Work to complete
Write out all of the records precisely. Skip anything that is a picture.

Source material
◇ ◇ ◇ ◇ ◇

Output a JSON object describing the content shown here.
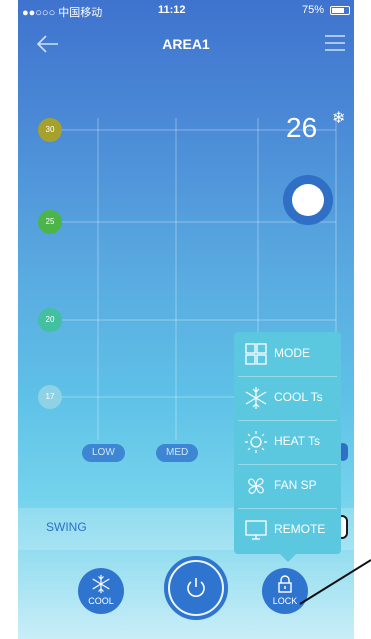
{
  "status_bar": {
    "carrier": "●●○○○ 中国移动",
    "time": "11:12",
    "battery": "75%"
  },
  "header": {
    "title": "AREA1"
  },
  "temperature_scale": {
    "t30": "30",
    "t25": "25",
    "t20": "20",
    "t17": "17"
  },
  "set_temperature": "26",
  "fan_speeds": {
    "low": "LOW",
    "med": "MED"
  },
  "swing": {
    "label": "SWING"
  },
  "popup_menu": {
    "items": [
      "MODE",
      "COOL Ts",
      "HEAT Ts",
      "FAN SP",
      "REMOTE"
    ]
  },
  "bottom_bar": {
    "cool_label": "COOL",
    "lock_label": "LOCK"
  },
  "icons": [
    "wifi-icon",
    "back-arrow-icon",
    "menu-icon",
    "snowflake-icon",
    "grid-icon",
    "sun-icon",
    "fan-icon",
    "monitor-icon",
    "power-icon",
    "lock-icon"
  ],
  "colors": {
    "primary": "#2f75cf",
    "badge30": "#a6a12c",
    "badge25": "#4cb54a",
    "badge20": "#43c0a0",
    "badge17": "#8fd2e6"
  }
}
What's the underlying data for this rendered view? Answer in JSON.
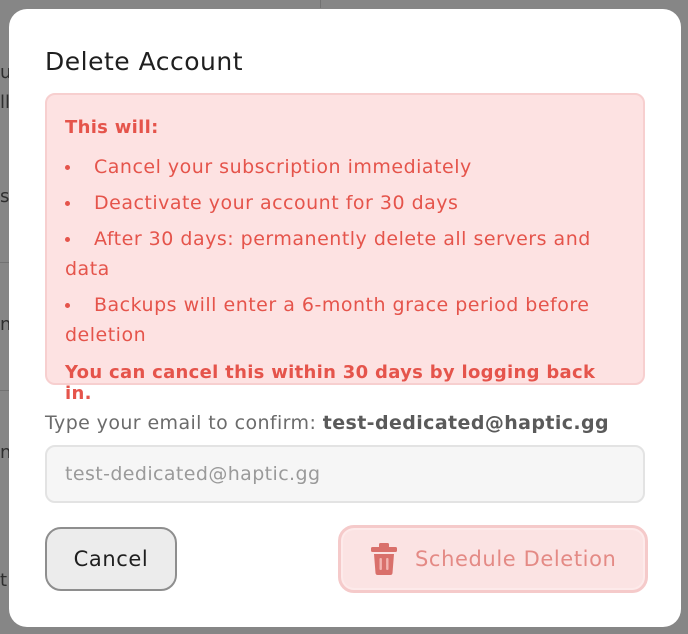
{
  "background": {
    "fragments": [
      "u",
      "lle",
      "s",
      "ni",
      "ng",
      "t"
    ]
  },
  "modal": {
    "title": "Delete Account",
    "warning": {
      "heading": "This will:",
      "items": [
        "Cancel your subscription immediately",
        "Deactivate your account for 30 days",
        "After 30 days: permanently delete all servers and data",
        "Backups will enter a 6-month grace period before deletion"
      ],
      "footer": "You can cancel this within 30 days by logging back in."
    },
    "confirm": {
      "label": "Type your email to confirm:",
      "email": "test-dedicated@haptic.gg",
      "placeholder": "test-dedicated@haptic.gg"
    },
    "buttons": {
      "cancel": "Cancel",
      "schedule_deletion": "Schedule Deletion"
    }
  },
  "colors": {
    "danger": "#e5544b",
    "danger_bg": "#fde2e2",
    "danger_button_text": "#e48a85",
    "icon": "#d9706b"
  },
  "icons": {
    "delete": "trash-icon"
  }
}
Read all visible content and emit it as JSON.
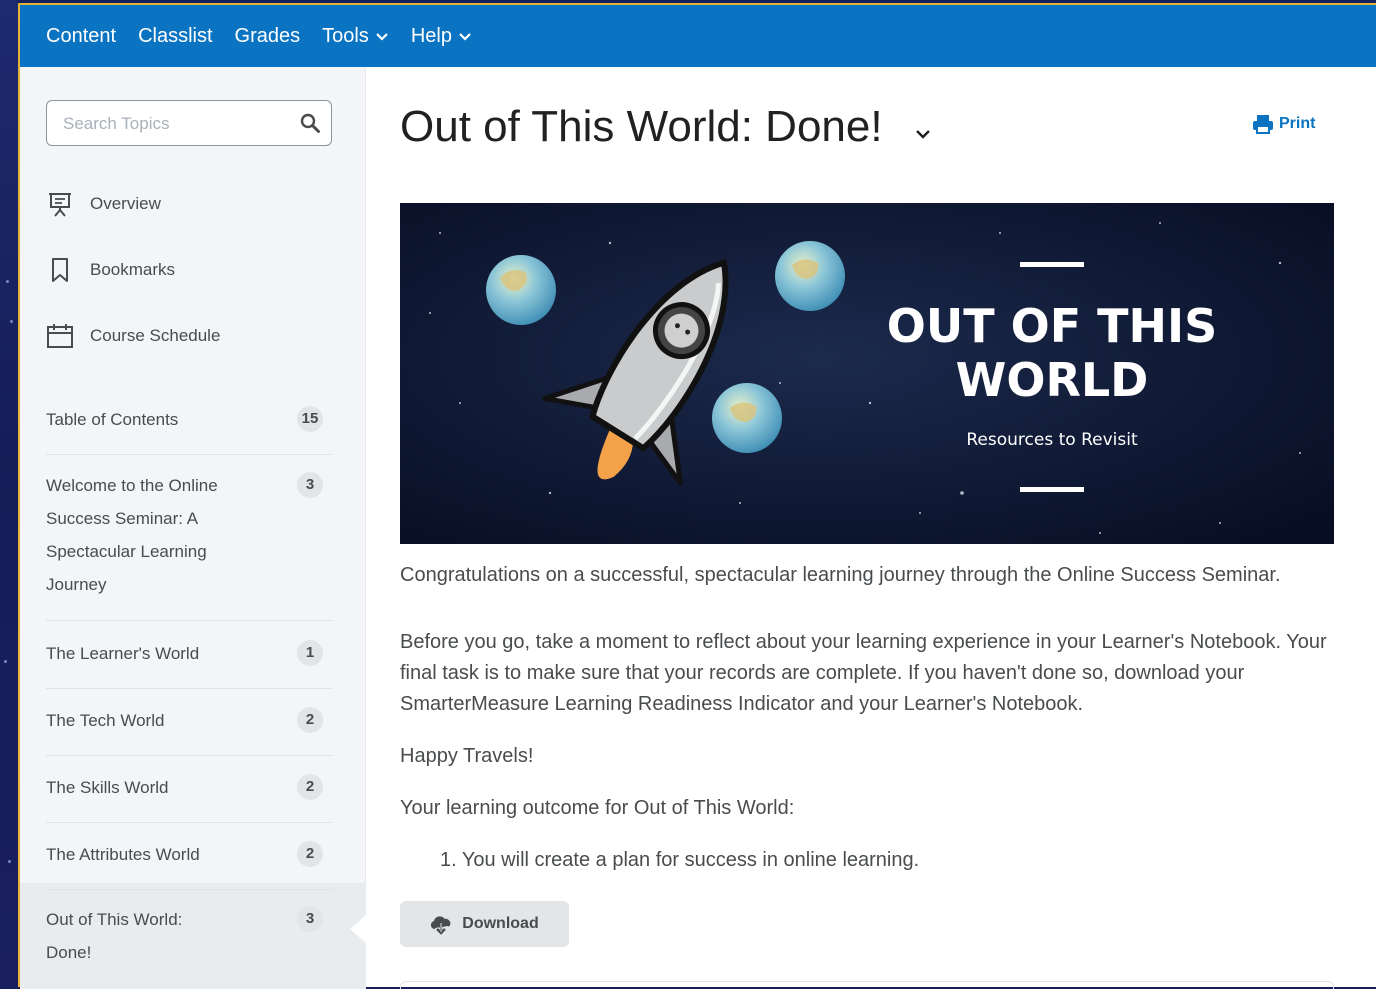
{
  "nav": {
    "items": [
      {
        "label": "Content",
        "has_menu": false
      },
      {
        "label": "Classlist",
        "has_menu": false
      },
      {
        "label": "Grades",
        "has_menu": false
      },
      {
        "label": "Tools",
        "has_menu": true
      },
      {
        "label": "Help",
        "has_menu": true
      }
    ]
  },
  "sidebar": {
    "search_placeholder": "Search Topics",
    "overview": "Overview",
    "bookmarks": "Bookmarks",
    "schedule": "Course Schedule",
    "toc_label": "Table of Contents",
    "toc_count": "15",
    "modules": [
      {
        "label": "Welcome to the Online Success Seminar: A Spectacular Learning Journey",
        "count": "3"
      },
      {
        "label": "The Learner's World",
        "count": "1"
      },
      {
        "label": "The Tech World",
        "count": "2"
      },
      {
        "label": "The Skills World",
        "count": "2"
      },
      {
        "label": "The Attributes World",
        "count": "2"
      },
      {
        "label": "Out of This World: Done!",
        "count": "3"
      }
    ]
  },
  "main": {
    "title": "Out of This World: Done!",
    "print_label": "Print",
    "banner": {
      "title_line1": "OUT OF THIS",
      "title_line2": "WORLD",
      "subtitle": "Resources to Revisit"
    },
    "paragraphs": [
      "Congratulations on a successful, spectacular learning journey through the Online Success Seminar.",
      "Before you go, take a moment to reflect about your learning experience in your Learner's Notebook. Your final task is to make sure that your records are complete. If you haven't done so, download your SmarterMeasure Learning Readiness Indicator and your Learner's Notebook.",
      "Happy Travels!",
      "Your learning outcome for Out of This World:"
    ],
    "outcomes": [
      "1. You will create a plan for success in online learning."
    ],
    "download_label": "Download"
  },
  "colors": {
    "navbar": "#0a73c2",
    "accent": "#0a73c2",
    "banner_bg": "#0b1530"
  }
}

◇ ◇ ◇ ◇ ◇

Exercise output
Output a JSON object describing the content shown here.
{
  "status_bar": {
    "carrier": "●●○○○ 中国移动",
    "time": "11:12",
    "battery": "75%"
  },
  "header": {
    "title": "AREA1"
  },
  "temperature_scale": {
    "t30": "30",
    "t25": "25",
    "t20": "20",
    "t17": "17"
  },
  "set_temperature": "26",
  "fan_speeds": {
    "low": "LOW",
    "med": "MED"
  },
  "swing": {
    "label": "SWING"
  },
  "popup_menu": {
    "items": [
      "MODE",
      "COOL Ts",
      "HEAT Ts",
      "FAN SP",
      "REMOTE"
    ]
  },
  "bottom_bar": {
    "cool_label": "COOL",
    "lock_label": "LOCK"
  },
  "icons": [
    "wifi-icon",
    "back-arrow-icon",
    "menu-icon",
    "snowflake-icon",
    "grid-icon",
    "sun-icon",
    "fan-icon",
    "monitor-icon",
    "power-icon",
    "lock-icon"
  ],
  "colors": {
    "primary": "#2f75cf",
    "badge30": "#a6a12c",
    "badge25": "#4cb54a",
    "badge20": "#43c0a0",
    "badge17": "#8fd2e6"
  }
}
What's the underlying data for this rendered view? Answer in JSON.
{
  "background": {
    "fragments": [
      "u",
      "lle",
      "s",
      "ni",
      "ng",
      "t"
    ]
  },
  "modal": {
    "title": "Delete Account",
    "warning": {
      "heading": "This will:",
      "items": [
        "Cancel your subscription immediately",
        "Deactivate your account for 30 days",
        "After 30 days: permanently delete all servers and data",
        "Backups will enter a 6-month grace period before deletion"
      ],
      "footer": "You can cancel this within 30 days by logging back in."
    },
    "confirm": {
      "label": "Type your email to confirm:",
      "email": "test-dedicated@haptic.gg",
      "placeholder": "test-dedicated@haptic.gg"
    },
    "buttons": {
      "cancel": "Cancel",
      "schedule_deletion": "Schedule Deletion"
    }
  },
  "colors": {
    "danger": "#e5544b",
    "danger_bg": "#fde2e2",
    "danger_button_text": "#e48a85",
    "icon": "#d9706b"
  },
  "icons": {
    "delete": "trash-icon"
  }
}
Read all visible content and emit it as JSON.
{
  "nav": {
    "items": [
      {
        "label": "Content",
        "has_menu": false
      },
      {
        "label": "Classlist",
        "has_menu": false
      },
      {
        "label": "Grades",
        "has_menu": false
      },
      {
        "label": "Tools",
        "has_menu": true
      },
      {
        "label": "Help",
        "has_menu": true
      }
    ]
  },
  "sidebar": {
    "search_placeholder": "Search Topics",
    "overview": "Overview",
    "bookmarks": "Bookmarks",
    "schedule": "Course Schedule",
    "toc_label": "Table of Contents",
    "toc_count": "15",
    "modules": [
      {
        "label": "Welcome to the Online Success Seminar: A Spectacular Learning Journey",
        "count": "3"
      },
      {
        "label": "The Learner's World",
        "count": "1"
      },
      {
        "label": "The Tech World",
        "count": "2"
      },
      {
        "label": "The Skills World",
        "count": "2"
      },
      {
        "label": "The Attributes World",
        "count": "2"
      },
      {
        "label": "Out of This World: Done!",
        "count": "3"
      }
    ]
  },
  "main": {
    "title": "Out of This World: Done!",
    "print_label": "Print",
    "banner": {
      "title_line1": "OUT OF THIS",
      "title_line2": "WORLD",
      "subtitle": "Resources to Revisit"
    },
    "paragraphs": [
      "Congratulations on a successful, spectacular learning journey through the Online Success Seminar.",
      "Before you go, take a moment to reflect about your learning experience in your Learner's Notebook. Your final task is to make sure that your records are complete. If you haven't done so, download your SmarterMeasure Learning Readiness Indicator and your Learner's Notebook.",
      "Happy Travels!",
      "Your learning outcome for Out of This World:"
    ],
    "outcomes": [
      "1. You will create a plan for success in online learning."
    ],
    "download_label": "Download"
  },
  "colors": {
    "navbar": "#0a73c2",
    "accent": "#0a73c2",
    "banner_bg": "#0b1530"
  }
}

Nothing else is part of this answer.